A passenger arrived at an Australian airport with undeclared food — an order from McDonald’s — and was discovered by a sniffer dog, an offense considered serious amid the country’s foot-and-mouth disease crisis. The police bitch, called Zintadiscovered the two McMuffins of egg and sausage and a ham croissant in the passenger’s backpack.
He was fined $2,664 (R$ 9,700 at the current price) for not previously declaring high-risk biosafety items.
According to the portal Today, for security measures, the entry of unknown foods is not allowed, as the man was traveling from Indonesia with the McDonalds meal, on a flight to Darwin airport, Australia. The country is currently free of foot-and-mouth disease and dogs like Zinta work to maintain it.
“This will be the most expensive McDonald’s meal this passenger has ever had. This fine is twice the cost of an air ticket to Bali, but I have no sympathy for people who choose to disobey Australia’s stringent biosecurity measures, and detections recent claims that anyone who does so will be caught,” Murray Watt, Australia’s Minister of Agriculture, Fisheries and Forestry, said in a statement.
According to Watt, Zinta was stationed at Darwin Airport in a preemptive effort by the Australian government to counter its biosecurity efforts.

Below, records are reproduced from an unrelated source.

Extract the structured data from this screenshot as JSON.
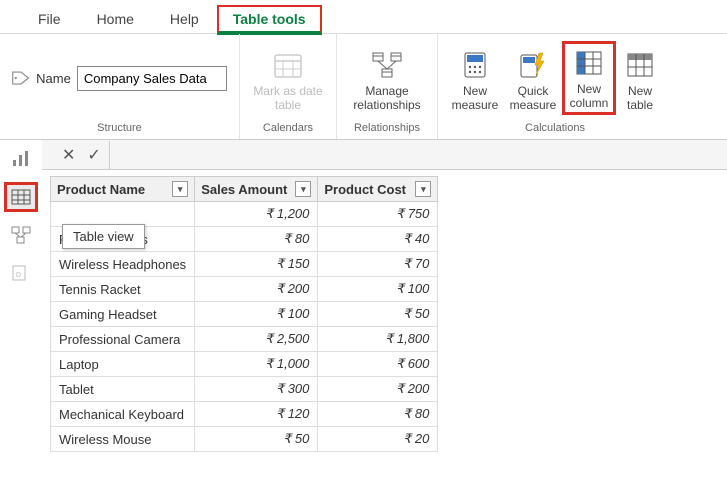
{
  "tabs": {
    "file": "File",
    "home": "Home",
    "help": "Help",
    "tabletools": "Table tools"
  },
  "ribbon": {
    "name_label": "Name",
    "name_value": "Company Sales Data",
    "structure": "Structure",
    "calendars": "Calendars",
    "mark_as_date": "Mark as date\ntable",
    "relationships_group": "Relationships",
    "manage_rel": "Manage\nrelationships",
    "calculations": "Calculations",
    "new_measure": "New\nmeasure",
    "quick_measure": "Quick\nmeasure",
    "new_column": "New\ncolumn",
    "new_table": "New\ntable"
  },
  "tooltip": "Table view",
  "columns": {
    "product": "Product Name",
    "sales": "Sales Amount",
    "cost": "Product Cost"
  },
  "rows": [
    {
      "product": "",
      "sales": "₹ 1,200",
      "cost": "₹ 750"
    },
    {
      "product": "Running Shoes",
      "sales": "₹ 80",
      "cost": "₹ 40"
    },
    {
      "product": "Wireless Headphones",
      "sales": "₹ 150",
      "cost": "₹ 70"
    },
    {
      "product": "Tennis Racket",
      "sales": "₹ 200",
      "cost": "₹ 100"
    },
    {
      "product": "Gaming Headset",
      "sales": "₹ 100",
      "cost": "₹ 50"
    },
    {
      "product": "Professional Camera",
      "sales": "₹ 2,500",
      "cost": "₹ 1,800"
    },
    {
      "product": "Laptop",
      "sales": "₹ 1,000",
      "cost": "₹ 600"
    },
    {
      "product": "Tablet",
      "sales": "₹ 300",
      "cost": "₹ 200"
    },
    {
      "product": "Mechanical Keyboard",
      "sales": "₹ 120",
      "cost": "₹ 80"
    },
    {
      "product": "Wireless Mouse",
      "sales": "₹ 50",
      "cost": "₹ 20"
    }
  ]
}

The snack will be tested for foot-and-mouth disease and will later be destroyed.
“Biosecurity is no joke – it helps protect jobs, our farms, food and supports the economy,” Watts added in his statement. “Passengers who choose to travel need to make sure they are meeting the conditions to enter Australia, following all biosecurity measures.”
In July, a woman traveling from Singapore was fined the same amount for forgetting to declare half of a Subway as soon as she landed in Australia. 19-year-old Australian Jessica Lee became popular on TikTok after revealing story how jet lag made her forget she brought a snack and therefore did not declare it upon arrival at the airport.
Acute infectious disease affects cattle and other domestic and wild ruminants. Its main symptoms are fever and vesicles or canker sores, especially in the mouth and on the feet of animals.
Fever is caused by a virus, it can be prevented by vaccination and appropriate prevention measures. It is transmitted by the movement of animals, people, vehicles and objects contaminated by the virus. Shoes, clothes and hands can also transmit the virus.
Since 2017, Brazil has implemented the Strategic Plan of the National Foot-and-Mouth Disease Surveillance Program (PE-PNEFA), scheduled to end in 2026. The plan is in line with the Sanitary Code for Terrestrial Animals, of the World Organization for Animal Health ( OIE), and with the guidelines of the Hemispheric Program for the Eradication of Foot-and-Mouth Disease (PHEFA), and seeks to eradicate the disease in South America.